The same can be said of a number of botanists. I’ve written posts on Konrad Gessner (1,2), whom Florike Egmond (2016) contends used drawing as a way to make discoveries about plant structure as well as to record them. I’ve also mentioned the British plant morphologist, Agnes Arber (1954), who wrote The Mind and the Eye, in which she argued that plant morphology entailed mental abilities usually associated with art rather than science: a sense of space, manipulating forms in space, and going beyond rational thought into a realm assumed to be art’s territory. When I found Arber’s book early in my work on the biological aesthetic, I felt justified in continuing to pursue the subject. Here was a Fellow of the Royal Society who was convinced of the link between art and science as essential to her scientific inquiry. Though this is was hardly an isolated case, examples are not easy to find.
Most information about such links belong to what is called the “private side” of science. Years ago, the physicist and historian Gerald Holton (1973) made the distinction between private and public science to explain why most people have a rather distorted view of science as being rational, logical, and orderly. This description is correct for science that is published; it has to have these characteristics in order to be understandable and convincing. Yet, how science is actually done is very different. It is not an organized product, but often a rather messy, unsystematic, and illogical process. Much science begins with a conclusion, a brilliant idea, a hunch for which there is little or no evidence. The route to making sense of the idea and corroborating it may be a long and winding road, with U-turns, detours, and many fallen trees blocking the path—and much excitement as well. It is this part of science that interests me, and what I was investigating in the lab at night when enzymology was being neglected. This is the part of science that attracted me to the herbaria, a private side of science if ever there was one, and a topic I’ll pursue in the following posts.
Arber, A. (1954). The Mind and the Eye: A Study of the Biologist’s Standpoint. Cambridge: University Press.
Cairns, J., Stent, G., & Watson, J. (Eds.). (1966). Phage and the Origins of Molecular Biology. Cold Spring Harbor, NY: Cold Spring Harbor Laboratory Press.
Damasio, A. (1994). Descartes’ Error : Emotion, Reason, and the Human Brain. New York: Putnam.
Damasio, A. (2000). The Feeling of What Happens: Body and Emotion in the Making of Consciousness. San Diego, CA: Mariner Books.
Damasio, A. (2018). The Strange Order of Things: Life, Feeling, and the Making of Cultures. New York: Pantheon.
Dewey, J. (1934). Art as Experience. New York: Putnam.
Egmond, F. (2016). Eye for Detail: Images of Plants and Animals in Art and Science, 1500-1630. Chicago, IL: University of Chicago Press.

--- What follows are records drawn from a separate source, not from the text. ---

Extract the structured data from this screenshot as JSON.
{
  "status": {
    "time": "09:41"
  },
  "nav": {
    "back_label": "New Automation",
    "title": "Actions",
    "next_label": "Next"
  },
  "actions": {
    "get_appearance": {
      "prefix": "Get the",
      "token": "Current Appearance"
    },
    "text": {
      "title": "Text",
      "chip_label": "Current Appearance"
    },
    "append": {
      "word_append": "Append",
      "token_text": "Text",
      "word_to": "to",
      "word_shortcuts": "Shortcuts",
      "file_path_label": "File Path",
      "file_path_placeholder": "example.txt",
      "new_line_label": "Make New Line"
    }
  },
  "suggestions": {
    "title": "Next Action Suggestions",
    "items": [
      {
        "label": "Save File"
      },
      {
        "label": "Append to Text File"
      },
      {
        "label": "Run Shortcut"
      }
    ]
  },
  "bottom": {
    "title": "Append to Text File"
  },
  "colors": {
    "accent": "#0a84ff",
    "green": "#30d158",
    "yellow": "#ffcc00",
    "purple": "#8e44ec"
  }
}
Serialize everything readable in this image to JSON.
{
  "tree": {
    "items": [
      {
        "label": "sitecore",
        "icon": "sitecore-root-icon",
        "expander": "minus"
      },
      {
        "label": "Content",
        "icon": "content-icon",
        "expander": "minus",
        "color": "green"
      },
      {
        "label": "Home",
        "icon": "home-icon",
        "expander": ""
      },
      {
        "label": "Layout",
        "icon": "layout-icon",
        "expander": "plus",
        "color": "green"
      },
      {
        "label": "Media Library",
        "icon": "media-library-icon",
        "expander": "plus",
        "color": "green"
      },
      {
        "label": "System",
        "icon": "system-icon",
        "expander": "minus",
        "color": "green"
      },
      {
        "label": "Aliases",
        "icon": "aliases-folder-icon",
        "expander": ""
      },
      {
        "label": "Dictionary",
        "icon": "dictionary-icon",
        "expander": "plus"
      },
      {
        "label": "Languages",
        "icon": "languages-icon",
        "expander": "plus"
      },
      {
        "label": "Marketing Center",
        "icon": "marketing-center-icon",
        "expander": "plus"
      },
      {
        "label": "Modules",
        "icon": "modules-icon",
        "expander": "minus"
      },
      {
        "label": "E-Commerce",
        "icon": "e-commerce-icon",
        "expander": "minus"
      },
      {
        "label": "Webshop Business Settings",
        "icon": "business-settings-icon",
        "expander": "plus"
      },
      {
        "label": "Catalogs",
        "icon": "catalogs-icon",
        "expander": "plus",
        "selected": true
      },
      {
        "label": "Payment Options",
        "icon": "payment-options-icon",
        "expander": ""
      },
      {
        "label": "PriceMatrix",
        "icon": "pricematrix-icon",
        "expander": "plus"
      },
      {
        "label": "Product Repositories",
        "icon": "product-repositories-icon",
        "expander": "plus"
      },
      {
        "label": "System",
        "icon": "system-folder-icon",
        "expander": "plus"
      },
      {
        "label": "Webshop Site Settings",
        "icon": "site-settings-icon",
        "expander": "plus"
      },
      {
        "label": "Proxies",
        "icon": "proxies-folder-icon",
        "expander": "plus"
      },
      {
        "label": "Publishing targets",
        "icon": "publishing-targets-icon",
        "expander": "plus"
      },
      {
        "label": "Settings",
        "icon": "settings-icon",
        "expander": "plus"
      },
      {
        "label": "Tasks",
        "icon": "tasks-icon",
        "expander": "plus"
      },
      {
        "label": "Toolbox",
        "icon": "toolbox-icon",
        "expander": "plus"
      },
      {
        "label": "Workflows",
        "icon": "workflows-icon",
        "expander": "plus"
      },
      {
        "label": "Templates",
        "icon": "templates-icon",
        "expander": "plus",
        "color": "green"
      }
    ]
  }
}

Flannery, M. C. (1992). Biology Is Beautiful. Perspectives in Biology and Medicine, 35(3), 422–435.
Holton, G. (1973). Thematic Origins of Scientific Thought. Cambridge, MA: Harvard University Press.
Root-Bernstein, R. (1989). Discovering. Cambridge, MA: Harvard University Press.